• [Your task]: For every line in the records that has the word "title", make a copy.

• [Available data]:
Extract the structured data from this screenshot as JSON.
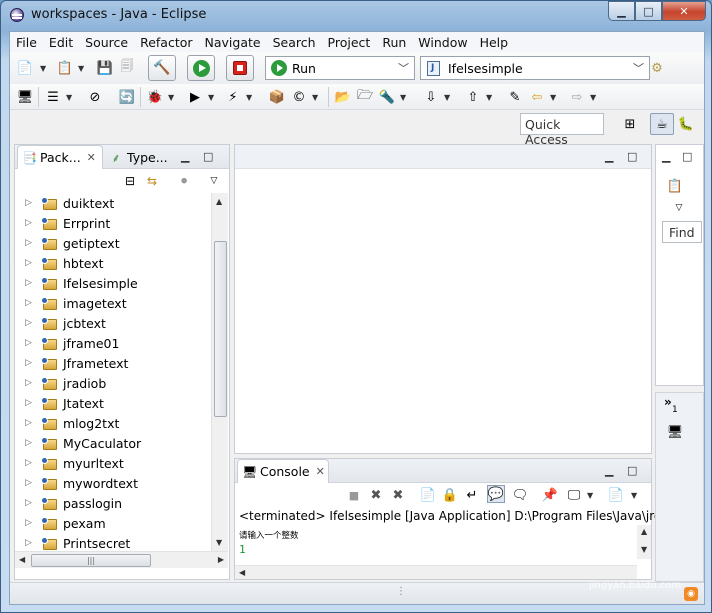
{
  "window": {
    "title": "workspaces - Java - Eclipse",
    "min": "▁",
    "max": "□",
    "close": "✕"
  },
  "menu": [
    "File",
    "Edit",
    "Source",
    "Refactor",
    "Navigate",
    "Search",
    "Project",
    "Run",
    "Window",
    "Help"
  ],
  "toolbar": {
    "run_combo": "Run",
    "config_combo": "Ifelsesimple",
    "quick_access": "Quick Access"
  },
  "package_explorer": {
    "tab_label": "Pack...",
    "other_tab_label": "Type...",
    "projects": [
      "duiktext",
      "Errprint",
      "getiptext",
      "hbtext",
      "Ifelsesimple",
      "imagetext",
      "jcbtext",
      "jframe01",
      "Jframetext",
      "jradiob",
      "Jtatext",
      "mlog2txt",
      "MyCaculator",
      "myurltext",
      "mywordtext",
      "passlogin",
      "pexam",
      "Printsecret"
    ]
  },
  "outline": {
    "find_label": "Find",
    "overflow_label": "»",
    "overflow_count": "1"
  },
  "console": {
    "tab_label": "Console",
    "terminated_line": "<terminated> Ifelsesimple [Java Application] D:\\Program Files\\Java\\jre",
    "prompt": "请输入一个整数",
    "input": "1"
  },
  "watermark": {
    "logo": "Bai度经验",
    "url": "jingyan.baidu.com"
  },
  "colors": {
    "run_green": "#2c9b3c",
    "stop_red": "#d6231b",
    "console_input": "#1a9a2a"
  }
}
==
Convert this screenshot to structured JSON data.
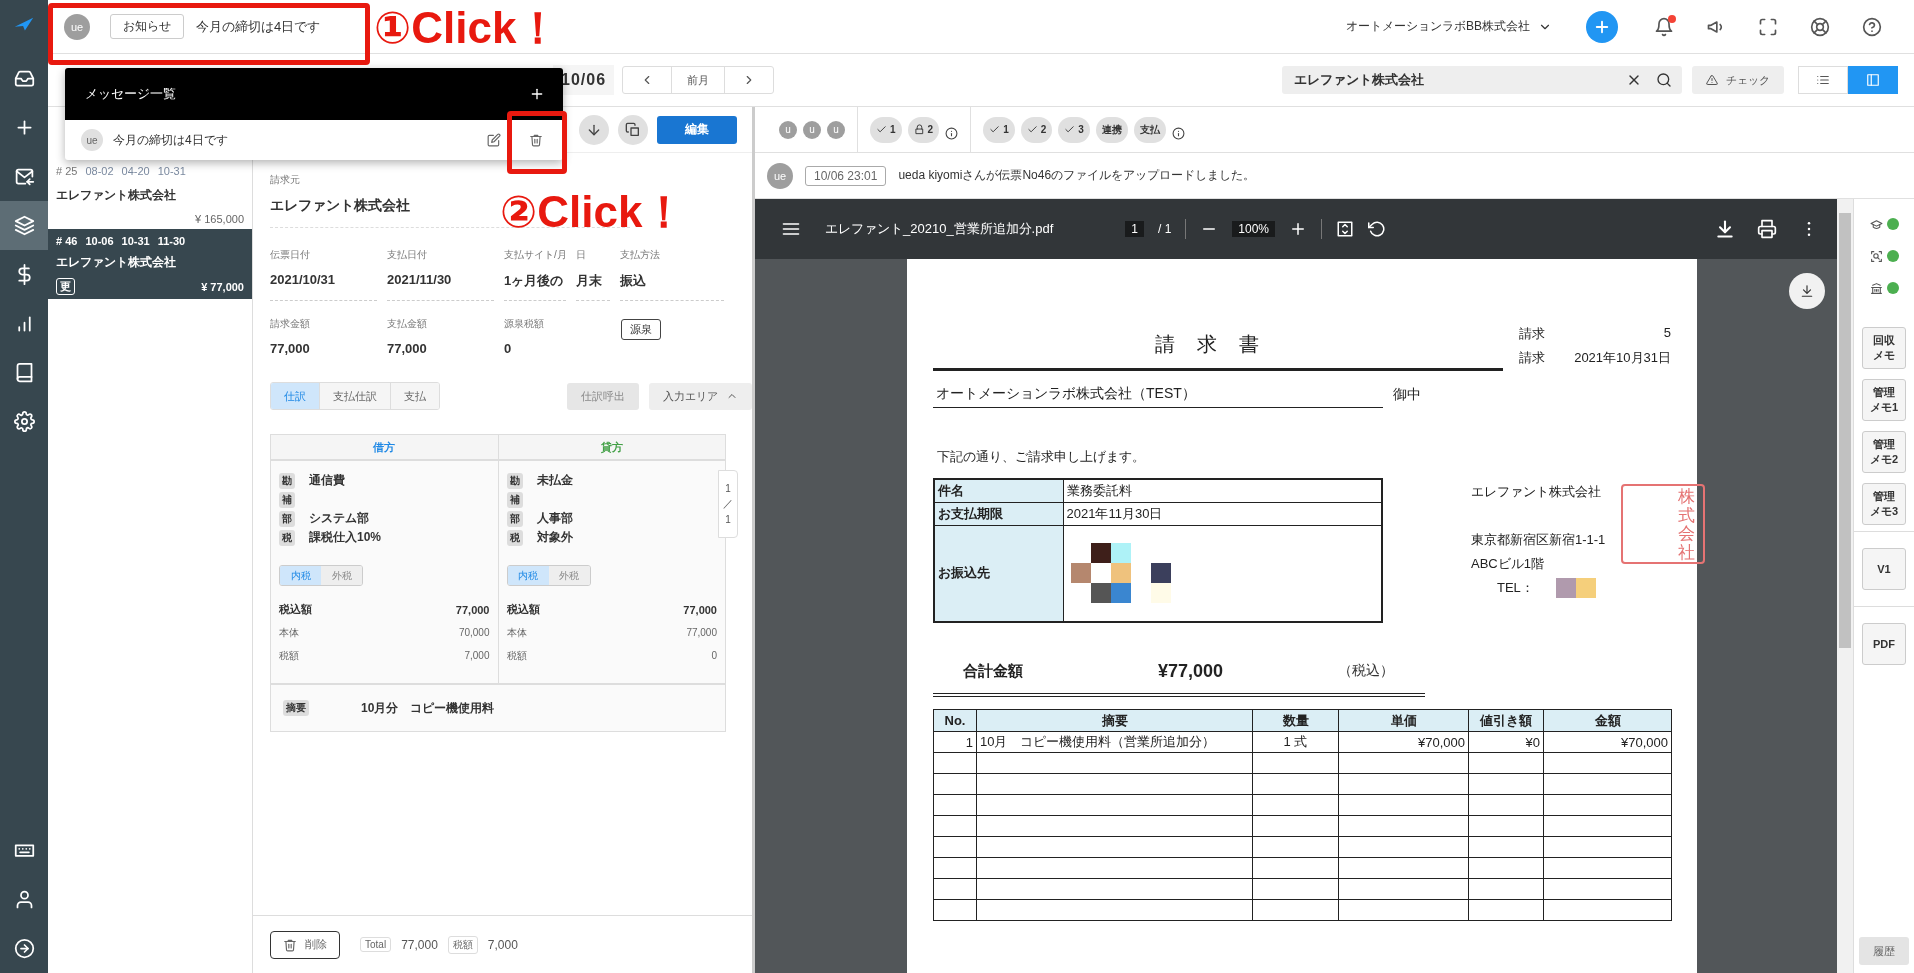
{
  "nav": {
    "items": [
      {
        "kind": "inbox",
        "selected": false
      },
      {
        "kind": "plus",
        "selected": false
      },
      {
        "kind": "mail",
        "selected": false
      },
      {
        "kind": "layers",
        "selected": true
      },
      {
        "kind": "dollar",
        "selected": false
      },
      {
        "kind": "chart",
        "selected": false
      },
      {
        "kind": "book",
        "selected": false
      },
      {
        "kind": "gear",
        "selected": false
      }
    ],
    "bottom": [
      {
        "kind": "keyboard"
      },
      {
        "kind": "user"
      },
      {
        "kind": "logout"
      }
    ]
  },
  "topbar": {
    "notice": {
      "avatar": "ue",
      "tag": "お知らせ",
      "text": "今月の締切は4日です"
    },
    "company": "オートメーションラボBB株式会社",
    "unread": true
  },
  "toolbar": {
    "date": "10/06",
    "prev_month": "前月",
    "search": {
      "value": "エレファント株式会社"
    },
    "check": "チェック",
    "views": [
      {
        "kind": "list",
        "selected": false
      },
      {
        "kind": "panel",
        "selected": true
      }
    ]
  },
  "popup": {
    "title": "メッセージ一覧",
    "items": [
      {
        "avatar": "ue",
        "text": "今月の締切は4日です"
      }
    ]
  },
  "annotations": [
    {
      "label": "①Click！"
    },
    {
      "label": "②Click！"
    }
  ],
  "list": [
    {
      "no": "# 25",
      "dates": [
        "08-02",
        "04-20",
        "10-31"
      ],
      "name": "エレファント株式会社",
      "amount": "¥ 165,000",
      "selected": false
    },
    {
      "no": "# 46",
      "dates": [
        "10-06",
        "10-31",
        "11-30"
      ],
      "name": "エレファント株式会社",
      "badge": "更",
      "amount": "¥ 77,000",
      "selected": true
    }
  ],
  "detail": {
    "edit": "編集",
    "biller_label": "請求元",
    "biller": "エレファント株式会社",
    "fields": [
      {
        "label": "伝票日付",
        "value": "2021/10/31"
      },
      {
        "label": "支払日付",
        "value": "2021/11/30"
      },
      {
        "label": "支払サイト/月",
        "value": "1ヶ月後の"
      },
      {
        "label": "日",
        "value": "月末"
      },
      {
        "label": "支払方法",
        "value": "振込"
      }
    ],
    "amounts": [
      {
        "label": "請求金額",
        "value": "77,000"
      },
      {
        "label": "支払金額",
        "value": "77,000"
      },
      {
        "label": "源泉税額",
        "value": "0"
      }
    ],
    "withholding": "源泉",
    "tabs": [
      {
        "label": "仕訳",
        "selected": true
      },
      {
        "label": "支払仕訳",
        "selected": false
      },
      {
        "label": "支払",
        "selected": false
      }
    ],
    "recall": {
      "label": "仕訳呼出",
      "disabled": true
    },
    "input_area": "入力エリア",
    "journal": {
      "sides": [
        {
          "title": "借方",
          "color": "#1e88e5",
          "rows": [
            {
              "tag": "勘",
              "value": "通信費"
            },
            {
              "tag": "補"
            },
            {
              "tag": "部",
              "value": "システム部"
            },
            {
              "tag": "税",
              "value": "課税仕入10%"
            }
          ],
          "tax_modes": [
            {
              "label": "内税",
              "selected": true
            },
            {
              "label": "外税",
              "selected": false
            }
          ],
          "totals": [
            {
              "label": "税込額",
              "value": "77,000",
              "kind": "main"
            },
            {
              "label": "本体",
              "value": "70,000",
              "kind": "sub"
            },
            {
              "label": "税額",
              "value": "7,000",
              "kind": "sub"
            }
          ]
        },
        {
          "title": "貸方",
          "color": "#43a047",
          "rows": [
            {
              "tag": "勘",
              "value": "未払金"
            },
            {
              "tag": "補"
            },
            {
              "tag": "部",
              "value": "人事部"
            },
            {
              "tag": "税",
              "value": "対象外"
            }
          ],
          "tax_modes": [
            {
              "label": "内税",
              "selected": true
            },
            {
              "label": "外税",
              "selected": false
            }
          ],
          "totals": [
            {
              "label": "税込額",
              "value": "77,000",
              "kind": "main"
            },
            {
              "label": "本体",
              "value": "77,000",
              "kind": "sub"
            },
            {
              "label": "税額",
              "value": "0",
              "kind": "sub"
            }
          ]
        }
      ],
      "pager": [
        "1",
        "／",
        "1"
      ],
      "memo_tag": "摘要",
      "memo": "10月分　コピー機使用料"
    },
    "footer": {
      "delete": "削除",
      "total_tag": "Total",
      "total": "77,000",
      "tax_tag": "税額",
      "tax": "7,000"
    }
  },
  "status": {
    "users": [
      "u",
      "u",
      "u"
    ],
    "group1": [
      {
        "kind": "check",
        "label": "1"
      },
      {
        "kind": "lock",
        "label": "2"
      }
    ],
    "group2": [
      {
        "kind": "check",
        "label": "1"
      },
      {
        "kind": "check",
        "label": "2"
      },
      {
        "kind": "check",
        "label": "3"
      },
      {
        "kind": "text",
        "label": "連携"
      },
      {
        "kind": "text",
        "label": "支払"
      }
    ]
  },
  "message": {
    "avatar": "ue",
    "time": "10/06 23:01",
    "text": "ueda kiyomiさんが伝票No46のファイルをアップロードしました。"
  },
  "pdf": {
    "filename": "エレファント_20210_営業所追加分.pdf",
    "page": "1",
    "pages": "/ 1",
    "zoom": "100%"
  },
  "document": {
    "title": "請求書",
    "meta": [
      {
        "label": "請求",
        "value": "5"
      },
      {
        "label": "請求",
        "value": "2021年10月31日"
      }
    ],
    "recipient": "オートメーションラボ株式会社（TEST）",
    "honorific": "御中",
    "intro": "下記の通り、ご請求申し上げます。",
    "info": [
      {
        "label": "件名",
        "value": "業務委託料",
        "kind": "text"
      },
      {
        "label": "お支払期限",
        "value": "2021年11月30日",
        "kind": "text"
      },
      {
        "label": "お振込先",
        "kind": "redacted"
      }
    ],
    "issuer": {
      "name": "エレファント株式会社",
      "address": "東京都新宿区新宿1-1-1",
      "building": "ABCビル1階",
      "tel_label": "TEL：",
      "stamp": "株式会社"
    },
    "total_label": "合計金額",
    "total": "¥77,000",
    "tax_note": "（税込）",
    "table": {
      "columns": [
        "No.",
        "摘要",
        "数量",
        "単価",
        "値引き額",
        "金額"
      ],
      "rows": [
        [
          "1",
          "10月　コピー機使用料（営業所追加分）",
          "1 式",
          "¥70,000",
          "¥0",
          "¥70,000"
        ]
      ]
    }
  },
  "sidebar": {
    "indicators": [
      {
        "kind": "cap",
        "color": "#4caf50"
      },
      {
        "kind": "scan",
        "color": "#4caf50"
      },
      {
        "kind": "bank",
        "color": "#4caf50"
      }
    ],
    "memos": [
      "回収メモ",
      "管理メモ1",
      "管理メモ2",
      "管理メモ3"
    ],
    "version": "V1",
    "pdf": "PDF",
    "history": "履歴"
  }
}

• [Task answer]:
    "title": "workspaces - Java - Eclipse",
    "title": "メッセージ一覧",
          "title": "借方",
          "title": "貸方",
    "title": "請求書",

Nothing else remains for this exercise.